I really wanted to use this blog post to answer a question that every realtor gets asked from clients almost every time.
It’s actually one of the most important questions you’ll have to answer as a real estate investor, and maybe you’ve already had the chance to wrestle with it first-hand. The question is this:
“HOW MUCH SHOULD I OFFER FOR THIS PROPERTY?”
As you can probably imagine, this is a very important question because your offer price has everything to do with your ability (or inability) to make money on a real estate deal. With this in mind, I’d like to provide a bit of explanation on the basic math that I use to come up with an offer price for any given property.
The Importance Of Price
No matter how you slice it, your offer price (i.e. – the amount of your initial investment) is going to play a major role in the overall scope of any transaction. With the right number, you’ll have a grand slam deal on your hands. With the wrong number, you can lose yourself a lot of money in an instant.
There are a couple of sayings that a lot of real estate investors like to throw around:
“Begin with the end in mind.”
“The money is made when you buy.”
Well guess what, both are true. If you make the right assumptions about a property’s market value and have an accurate idea of what your holding costs, closing costs and improvement costs (if any) are going to be along the way, you can essentially write yourself a pay check, simply by choosing an offer price that will allow the necessary room for your profit margin… however big or small you’d like it to be.
How Most Investors Think
Most of the people who flip houses and buy investment properties use something called the 70% Rule – perhaps you’ve heard of it.
This is a simple mathematical equation that takes the anticipated value of a property (i.e. – ARV or After Repair Value), times seventy percent (0.70), minus ALL costs, which will give you the “maximum offer price” that you should consider for any given property.
It makes sense on paper. You’re giving yourself a 30% margin, from which you’ll have to grab your profit.

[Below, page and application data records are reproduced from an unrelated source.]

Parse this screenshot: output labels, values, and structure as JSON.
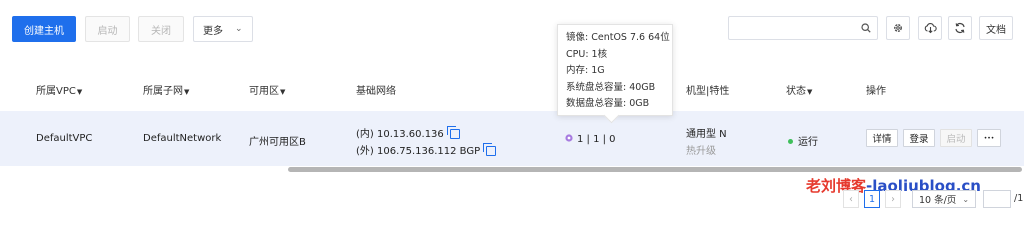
{
  "toolbar": {
    "create_label": "创建主机",
    "start_label": "启动",
    "close_label": "关闭",
    "more_label": "更多",
    "search_placeholder": "",
    "docs_label": "文档"
  },
  "table": {
    "headers": {
      "vpc": "所属VPC",
      "subnet": "所属子网",
      "zone": "可用区",
      "network": "基础网络",
      "model": "机型|特性",
      "status": "状态",
      "ops": "操作"
    },
    "filter_glyph": "▼",
    "row": {
      "vpc": "DefaultVPC",
      "subnet": "DefaultNetwork",
      "zone": "广州可用区B",
      "ip_inner": "(内) 10.13.60.136",
      "ip_outer": "(外) 106.75.136.112 BGP",
      "config": "1 | 1 | 0",
      "model": "通用型 N",
      "upgrade": "热升级",
      "status": "运行",
      "ops": {
        "detail": "详情",
        "login": "登录",
        "start": "启动",
        "more": "•••"
      }
    }
  },
  "tooltip": {
    "lines": [
      "镜像: CentOS 7.6 64位",
      "CPU: 1核",
      "内存: 1G",
      "系统盘总容量: 40GB",
      "数据盘总容量: 0GB"
    ]
  },
  "watermark": {
    "brand": "老刘博客",
    "domain": "-laoliublog.cn"
  },
  "pagination": {
    "current_page": "1",
    "page_size": "10 条/页",
    "total_suffix": "/1"
  },
  "colors": {
    "primary": "#1f6fec",
    "status_green": "#3fbf5a",
    "row_bg": "#edf1fb",
    "gear_purple": "#a77be0",
    "watermark_red": "#e63a2e"
  }
}
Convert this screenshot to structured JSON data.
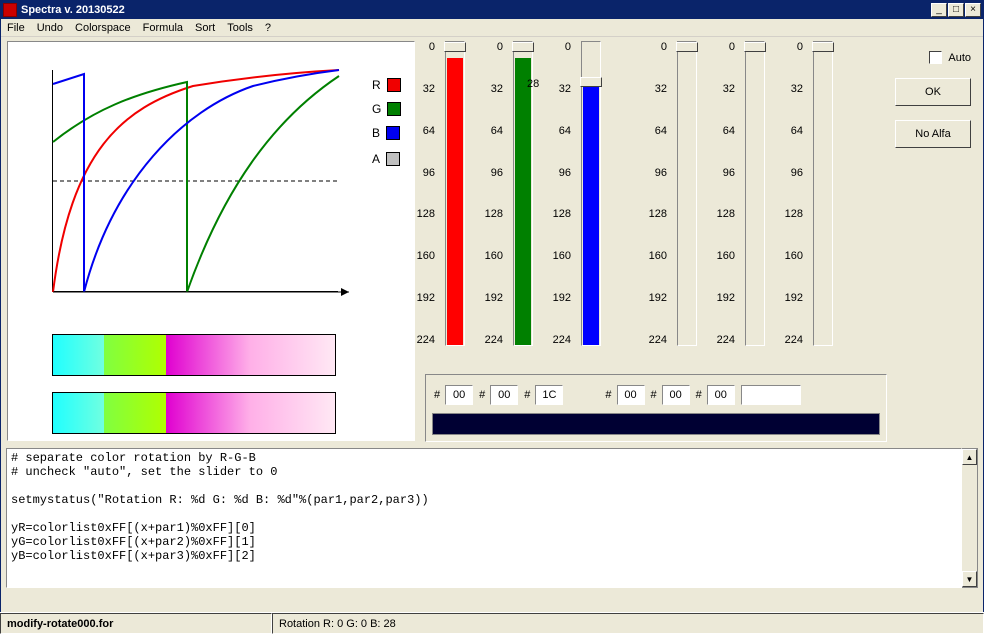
{
  "window": {
    "title": "Spectra v. 20130522"
  },
  "menu": {
    "items": [
      "File",
      "Undo",
      "Colorspace",
      "Formula",
      "Sort",
      "Tools",
      "?"
    ]
  },
  "legend": {
    "items": [
      {
        "label": "R",
        "color": "#f00000"
      },
      {
        "label": "G",
        "color": "#008000"
      },
      {
        "label": "B",
        "color": "#0000f0"
      },
      {
        "label": "A",
        "color": "#c0c0c0"
      }
    ]
  },
  "tick_values": [
    "0",
    "32",
    "64",
    "96",
    "128",
    "160",
    "192",
    "224"
  ],
  "sliders": [
    {
      "fill_top": 16,
      "fill_color": "#ff0000",
      "thumb_top": 0,
      "side_label": ""
    },
    {
      "fill_top": 16,
      "fill_color": "#008000",
      "thumb_top": 0,
      "side_label": ""
    },
    {
      "fill_top": 45,
      "fill_color": "#0000ff",
      "thumb_top": 35,
      "side_label": "28"
    },
    {
      "fill_top": 305,
      "fill_color": "transparent",
      "thumb_top": 0,
      "side_label": ""
    },
    {
      "fill_top": 305,
      "fill_color": "transparent",
      "thumb_top": 0,
      "side_label": ""
    },
    {
      "fill_top": 305,
      "fill_color": "transparent",
      "thumb_top": 0,
      "side_label": ""
    }
  ],
  "hex": {
    "hash": "#",
    "values": [
      "00",
      "00",
      "1C",
      "00",
      "00",
      "00"
    ],
    "combined": ""
  },
  "color_strip": "#000033",
  "controls": {
    "auto_label": "Auto",
    "auto_checked": false,
    "ok_label": "OK",
    "noalfa_label": "No Alfa"
  },
  "code_text": "# separate color rotation by R-G-B\n# uncheck \"auto\", set the slider to 0\n\nsetmystatus(\"Rotation R: %d G: %d B: %d\"%(par1,par2,par3))\n\nyR=colorlist0xFF[(x+par1)%0xFF][0]\nyG=colorlist0xFF[(x+par2)%0xFF][1]\nyB=colorlist0xFF[(x+par3)%0xFF][2]",
  "statusbar": {
    "file": "modify-rotate000.for",
    "status": "Rotation R: 0 G: 0 B: 28"
  },
  "chart_data": {
    "type": "line",
    "xlim": [
      0,
      255
    ],
    "ylim": [
      0,
      255
    ],
    "series": [
      {
        "name": "R",
        "color": "#f00000",
        "x": [
          0,
          32,
          64,
          96,
          128,
          160,
          192,
          224,
          255
        ],
        "y": [
          0,
          164,
          192,
          210,
          224,
          235,
          244,
          250,
          255
        ]
      },
      {
        "name": "G",
        "color": "#008000",
        "segments": [
          {
            "x": [
              0,
              32,
              64,
              96,
              120
            ],
            "y": [
              172,
              200,
              218,
              232,
              240
            ]
          },
          {
            "x": [
              120,
              160,
              192,
              224,
              255
            ],
            "y": [
              0,
              120,
              170,
              210,
              250
            ]
          }
        ]
      },
      {
        "name": "B",
        "color": "#0000f0",
        "segments": [
          {
            "x": [
              0,
              28
            ],
            "y": [
              242,
              252
            ]
          },
          {
            "x": [
              28,
              64,
              96,
              128,
              160,
              192,
              224,
              255
            ],
            "y": [
              0,
              130,
              178,
              208,
              228,
              240,
              250,
              255
            ]
          }
        ]
      }
    ],
    "annotations": [
      {
        "type": "hline",
        "y": 128,
        "style": "dashed"
      }
    ]
  }
}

In theory, you’re writing yourself a pay check which is being drawn from this 30% difference between your offer price, and the property’s full market value.

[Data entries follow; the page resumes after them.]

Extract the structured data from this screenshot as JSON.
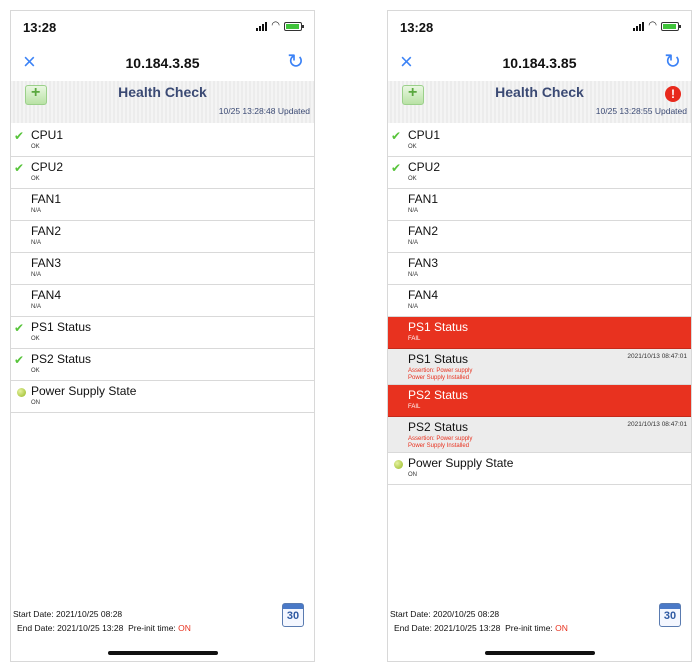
{
  "left": {
    "time": "13:28",
    "host": "10.184.3.85",
    "title": "Health Check",
    "updated": "10/25 13:28:48 Updated",
    "rows": [
      {
        "name": "CPU1",
        "value": "OK"
      },
      {
        "name": "CPU2",
        "value": "OK"
      },
      {
        "name": "FAN1",
        "value": "N/A"
      },
      {
        "name": "FAN2",
        "value": "N/A"
      },
      {
        "name": "FAN3",
        "value": "N/A"
      },
      {
        "name": "FAN4",
        "value": "N/A"
      },
      {
        "name": "PS1 Status",
        "value": "OK"
      },
      {
        "name": "PS2 Status",
        "value": "OK"
      },
      {
        "name": "Power Supply State",
        "value": "ON"
      }
    ],
    "start_date": "Start Date: 2021/10/25 08:28",
    "end_date": "End Date: 2021/10/25 13:28",
    "preinit_label": "Pre-init time:",
    "preinit_value": "ON",
    "calendar_day": "30"
  },
  "right": {
    "time": "13:28",
    "host": "10.184.3.85",
    "title": "Health Check",
    "updated": "10/25 13:28:55 Updated",
    "alert": "!",
    "rows": [
      {
        "name": "CPU1",
        "value": "OK"
      },
      {
        "name": "CPU2",
        "value": "OK"
      },
      {
        "name": "FAN1",
        "value": "N/A"
      },
      {
        "name": "FAN2",
        "value": "N/A"
      },
      {
        "name": "FAN3",
        "value": "N/A"
      },
      {
        "name": "FAN4",
        "value": "N/A"
      },
      {
        "name": "PS1 Status",
        "value": "FAIL"
      },
      {
        "name": "PS1 Status",
        "line1": "Assertion: Power supply",
        "line2": "Power Supply Installed",
        "timestamp": "2021/10/13 08:47:01"
      },
      {
        "name": "PS2 Status",
        "value": "FAIL"
      },
      {
        "name": "PS2 Status",
        "line1": "Assertion: Power supply",
        "line2": "Power Supply Installed",
        "timestamp": "2021/10/13 08:47:01"
      },
      {
        "name": "Power Supply State",
        "value": "ON"
      }
    ],
    "start_date": "Start Date: 2020/10/25 08:28",
    "end_date": "End Date: 2021/10/25 13:28",
    "preinit_label": "Pre-init time:",
    "preinit_value": "ON",
    "calendar_day": "30"
  },
  "colors": {
    "accent": "#3b82f6",
    "fail": "#e8321f",
    "ok": "#57c43a",
    "header_text": "#3b4a74"
  }
}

It’s not a bad framework for making offers IF the market is trending upwards, IF your assumptions are perfect, and IF you really are able to sell the property immediately, it could work…
Owning a home in Paradise
Owning a home in Playa del Carmen is not only an investment decision but a lifestyle decision, it will be a getaway spot, a place where you can not only spend summers but winters, a place where you can make new friends from all over the world, a place to explore the Mayan culture, it’s basically paradise!
If you would like to put an offer on one of our properties you can contact us and we can help you!